  • The bloodshed began when Israeli forces shot dead two Palestinians
  • Hours later, a Palestinian gunman killed two Israeli soldiers and wounded a third

AMMAN: Israel was accused on Thursday of humiliating Palestinian President Mahmoud Abbas by placing Ramallah on virtual lockdown amid a 24-hour outbreak of violence in which five people died.

The bloodshed began when Israeli forces shot dead two Palestinians suspected of earlier attacks. Salah Barghouti, 29, was accused of shooting seven Israelis on Sunday at a bus station near the Ofra settlement. Ashraf Naalwa, 23, shot two Israelis dead in the Barkan industrial zone settlement in October.

Hours later, a Palestinian gunman killed two Israeli soldiers and wounded a third when he opened fire at the Ofra bus station.

Israeli forces chased the gunman into Ramallah, where they set up road blocks, launched raids and placed the town under virtual siege. In the hunt for the gunman, a Palestinian was shot dead in Al-Bireh neighborhood of Ramallah.

Abbas Zaki, a leading Fatah official, told Arab News Palestinian frustration was being fueled by Israel. “They barged into Ramallah in violation of existing agreements and came very close to the home of President Abbas.

“What more do people need to see to let them give up on a process when Israelis are willing to humiliate in such a way the father of Palestinian peace?”

Abbas himself condemned the anti-Israeli attacks but blamed Israeli raids as a potential cause.
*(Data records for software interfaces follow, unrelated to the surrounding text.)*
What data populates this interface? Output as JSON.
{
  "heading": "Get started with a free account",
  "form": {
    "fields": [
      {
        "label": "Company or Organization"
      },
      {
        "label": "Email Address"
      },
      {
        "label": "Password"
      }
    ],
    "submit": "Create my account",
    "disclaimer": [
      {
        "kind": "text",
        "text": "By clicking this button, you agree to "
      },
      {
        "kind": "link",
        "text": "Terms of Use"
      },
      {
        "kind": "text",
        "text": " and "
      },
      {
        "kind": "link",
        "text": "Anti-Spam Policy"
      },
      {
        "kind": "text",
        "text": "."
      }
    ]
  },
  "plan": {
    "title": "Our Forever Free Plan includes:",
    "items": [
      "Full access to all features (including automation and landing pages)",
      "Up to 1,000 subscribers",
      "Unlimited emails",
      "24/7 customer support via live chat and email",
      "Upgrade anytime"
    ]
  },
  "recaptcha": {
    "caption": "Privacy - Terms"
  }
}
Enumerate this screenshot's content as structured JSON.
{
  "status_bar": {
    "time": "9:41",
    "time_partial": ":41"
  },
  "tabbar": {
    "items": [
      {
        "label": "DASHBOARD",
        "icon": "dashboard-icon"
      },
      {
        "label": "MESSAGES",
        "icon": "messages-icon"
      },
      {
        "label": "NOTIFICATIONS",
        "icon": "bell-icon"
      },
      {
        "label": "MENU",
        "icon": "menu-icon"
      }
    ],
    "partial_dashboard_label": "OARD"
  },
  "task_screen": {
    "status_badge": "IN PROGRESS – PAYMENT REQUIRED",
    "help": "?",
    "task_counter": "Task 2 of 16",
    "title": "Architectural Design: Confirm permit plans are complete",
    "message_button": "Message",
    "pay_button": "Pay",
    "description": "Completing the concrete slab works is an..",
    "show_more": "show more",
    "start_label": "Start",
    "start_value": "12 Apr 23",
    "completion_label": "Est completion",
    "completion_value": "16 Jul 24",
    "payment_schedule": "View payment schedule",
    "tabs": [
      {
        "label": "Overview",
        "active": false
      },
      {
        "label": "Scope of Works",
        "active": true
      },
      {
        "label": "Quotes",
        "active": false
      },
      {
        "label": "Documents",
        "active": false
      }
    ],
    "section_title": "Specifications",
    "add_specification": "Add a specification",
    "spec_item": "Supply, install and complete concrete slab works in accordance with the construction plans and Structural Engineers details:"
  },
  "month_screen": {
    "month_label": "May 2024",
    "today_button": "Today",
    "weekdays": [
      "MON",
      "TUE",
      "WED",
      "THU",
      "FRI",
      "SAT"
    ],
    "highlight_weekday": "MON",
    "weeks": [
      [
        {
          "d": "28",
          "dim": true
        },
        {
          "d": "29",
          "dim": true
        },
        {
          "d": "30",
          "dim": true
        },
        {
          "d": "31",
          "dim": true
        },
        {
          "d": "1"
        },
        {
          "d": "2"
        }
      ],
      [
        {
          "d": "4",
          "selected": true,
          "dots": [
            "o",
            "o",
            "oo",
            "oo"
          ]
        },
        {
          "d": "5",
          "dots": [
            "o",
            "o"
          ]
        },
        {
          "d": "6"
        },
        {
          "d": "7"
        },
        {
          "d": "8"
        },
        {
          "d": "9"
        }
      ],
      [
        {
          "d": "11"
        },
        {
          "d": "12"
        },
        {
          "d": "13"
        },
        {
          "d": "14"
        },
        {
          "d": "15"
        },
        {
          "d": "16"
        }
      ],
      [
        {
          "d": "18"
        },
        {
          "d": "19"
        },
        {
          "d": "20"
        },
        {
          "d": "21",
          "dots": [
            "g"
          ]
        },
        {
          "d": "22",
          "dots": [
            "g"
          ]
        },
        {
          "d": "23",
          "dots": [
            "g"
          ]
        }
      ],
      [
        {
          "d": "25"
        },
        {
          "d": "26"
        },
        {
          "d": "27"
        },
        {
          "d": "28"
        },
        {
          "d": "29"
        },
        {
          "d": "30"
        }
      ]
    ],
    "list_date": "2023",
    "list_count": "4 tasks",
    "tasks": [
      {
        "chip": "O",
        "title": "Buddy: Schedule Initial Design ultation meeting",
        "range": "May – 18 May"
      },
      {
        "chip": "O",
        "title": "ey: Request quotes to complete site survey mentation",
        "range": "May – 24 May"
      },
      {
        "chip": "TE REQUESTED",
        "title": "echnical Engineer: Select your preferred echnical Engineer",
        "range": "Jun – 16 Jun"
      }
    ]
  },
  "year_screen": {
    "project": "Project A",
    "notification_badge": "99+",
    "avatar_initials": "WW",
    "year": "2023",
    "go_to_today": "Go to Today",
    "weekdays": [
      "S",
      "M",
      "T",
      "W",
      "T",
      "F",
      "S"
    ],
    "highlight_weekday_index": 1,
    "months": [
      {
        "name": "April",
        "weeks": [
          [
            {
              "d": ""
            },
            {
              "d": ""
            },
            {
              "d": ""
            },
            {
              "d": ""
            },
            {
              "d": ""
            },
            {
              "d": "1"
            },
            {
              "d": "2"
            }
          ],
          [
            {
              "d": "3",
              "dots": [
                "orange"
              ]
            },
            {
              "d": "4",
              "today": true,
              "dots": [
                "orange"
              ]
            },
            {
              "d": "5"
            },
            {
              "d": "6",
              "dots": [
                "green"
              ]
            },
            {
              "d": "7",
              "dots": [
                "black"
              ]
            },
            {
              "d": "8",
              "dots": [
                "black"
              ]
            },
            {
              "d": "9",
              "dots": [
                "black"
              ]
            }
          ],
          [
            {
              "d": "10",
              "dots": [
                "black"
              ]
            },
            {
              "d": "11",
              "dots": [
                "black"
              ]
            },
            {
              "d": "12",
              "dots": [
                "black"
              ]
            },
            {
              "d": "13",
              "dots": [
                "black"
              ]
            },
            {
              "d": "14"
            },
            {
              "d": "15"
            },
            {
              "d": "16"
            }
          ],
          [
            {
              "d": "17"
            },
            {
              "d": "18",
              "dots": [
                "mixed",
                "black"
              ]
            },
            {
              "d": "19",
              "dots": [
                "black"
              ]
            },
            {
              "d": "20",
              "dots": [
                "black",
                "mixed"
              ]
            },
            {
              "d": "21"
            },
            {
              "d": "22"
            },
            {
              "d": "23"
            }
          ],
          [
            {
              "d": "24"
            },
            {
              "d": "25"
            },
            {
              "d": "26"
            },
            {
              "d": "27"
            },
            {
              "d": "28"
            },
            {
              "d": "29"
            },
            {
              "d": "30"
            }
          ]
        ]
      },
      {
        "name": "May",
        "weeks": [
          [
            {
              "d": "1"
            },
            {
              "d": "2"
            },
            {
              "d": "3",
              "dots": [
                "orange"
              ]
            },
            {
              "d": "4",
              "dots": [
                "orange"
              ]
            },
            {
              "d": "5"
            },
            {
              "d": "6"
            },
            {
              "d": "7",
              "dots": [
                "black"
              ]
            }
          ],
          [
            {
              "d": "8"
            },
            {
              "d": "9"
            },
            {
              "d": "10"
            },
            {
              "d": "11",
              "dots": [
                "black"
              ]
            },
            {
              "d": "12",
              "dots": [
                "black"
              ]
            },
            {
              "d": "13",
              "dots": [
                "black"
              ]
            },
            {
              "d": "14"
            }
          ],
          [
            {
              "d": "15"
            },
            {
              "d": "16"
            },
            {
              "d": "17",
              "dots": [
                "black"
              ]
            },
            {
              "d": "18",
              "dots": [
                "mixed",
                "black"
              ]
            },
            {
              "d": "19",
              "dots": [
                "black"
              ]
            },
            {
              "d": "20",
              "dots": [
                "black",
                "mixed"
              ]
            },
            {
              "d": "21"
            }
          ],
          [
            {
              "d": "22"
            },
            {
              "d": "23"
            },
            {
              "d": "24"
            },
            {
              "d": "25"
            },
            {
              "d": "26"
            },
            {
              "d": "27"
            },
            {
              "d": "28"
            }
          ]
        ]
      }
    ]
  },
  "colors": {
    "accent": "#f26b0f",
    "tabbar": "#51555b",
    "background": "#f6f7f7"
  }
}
“The climate created by the policy of repeated intrusions into the cities, the provocations against the sovereignty of the president and the lack of a horizon for peace are what led to this unacceptable violence that we condemn and reject,” he said.